Bottom Line: Those characteristics suggest that protein segment conformation is described by compositions of the three common structural variables with large contributions and specific structural variables with small contributions.The present results of the analyses of four protein structural classes show the universal role of three major components as segment conformational descriptors.The obtained perspectives of distribution changes related to the segment lengths using the three key components suggest both the adequacy and the possibility of further progress on the prediction strategies used in the recent de novo structure-prediction methods.

View Article: PubMed Central - HTML - PubMed

Affiliation: Computational Biology Research Center, National Institute of Advanced Industrial Science and Technology, 2-42 Aomi, Koto-ku, Tokyo 135-0064, Japan. ikeda@pharmadesign.co.jp

ABSTRACT

Background: Many studies have examined rules governing two aspects of protein structures: short segments and proteins' structural domains. Nevertheless, the organization and nature of the conformational space of segments with intermediate length between short segments and domains remain unclear. Conformational spaces of intermediate length segments probably differ from those of short segments. We investigated the identification and characterization of the boundary(s) between peptide-like (short segment) and protein-like (long segment) distributions. We generated ensembles embedded in globular proteins comprising segments 10-50 residues long. We explored the relationships between the conformational distribution of segments and their lengths, and also protein structural classes using principal component analysis based on the intra-segment Calpha-Calpha atomic distances.

Results: Our statistical analyses of segment conformations and length revealed critical dual transitions in their conformational distribution with segments derived from all four structural classes. Dual transitions were identified with the intermediate phase between the short segments and domains. Consequently, protein segment universes were categorized. i) Short segments (10-22 residues) showed a distribution with a high frequency of secondary structure clusters. ii) Medium segments (23-26 residues) showed a distribution corresponding to an intermediate state of transitions. iii) Long segments (27-50 residues) showed a distribution converging on one huge cluster containing compact conformations with a smaller radius of gyration. This distribution reflects the protein structures' organization and protein domains' origin.
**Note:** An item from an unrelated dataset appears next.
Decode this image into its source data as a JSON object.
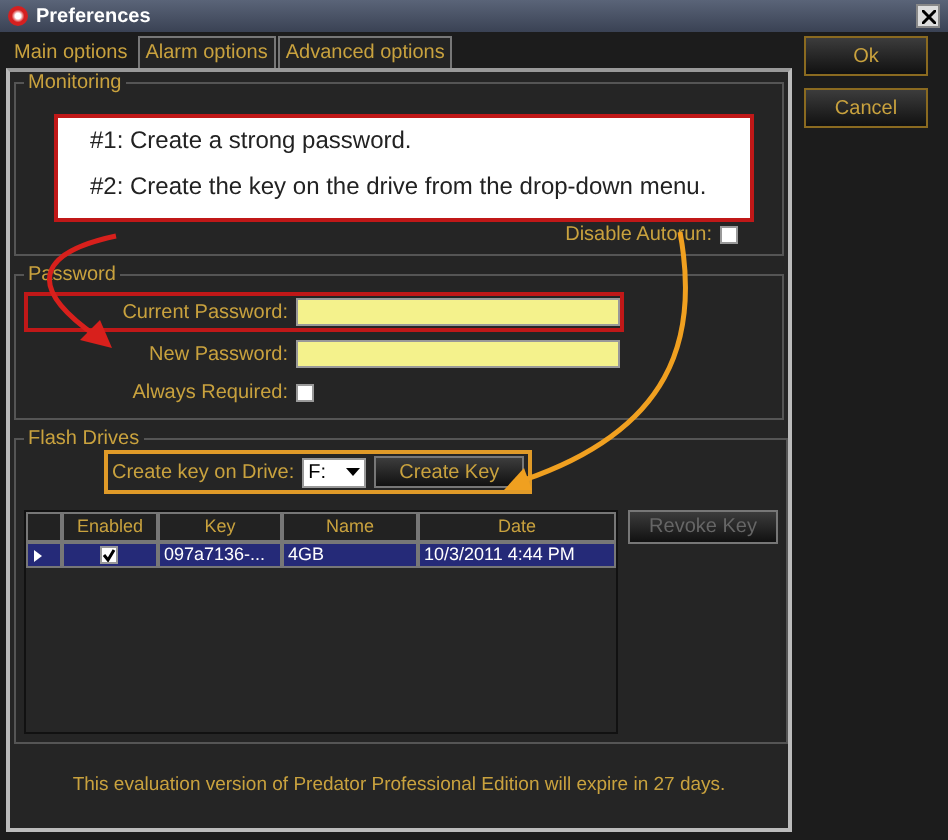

Three major conformational components (radius of gyration, structural symmetry with respect to the N-terminal and C-terminal halves, and single-turn/two-turn structure) well define most of the segment universes. Furthermore, we identified several conformational components that were unique to each structural class. Those characteristics suggest that protein segment conformation is described by compositions of the three common structural variables with large contributions and specific structural variables with small contributions.

Conclusion: The present results of the analyses of four protein structural classes show the universal role of three major components as segment conformational descriptors. The obtained perspectives of distribution changes related to the segment lengths using the three key components suggest both the adequacy and the possibility of further progress on the prediction strategies used in the recent de novo structure-prediction methods.

Show MeSH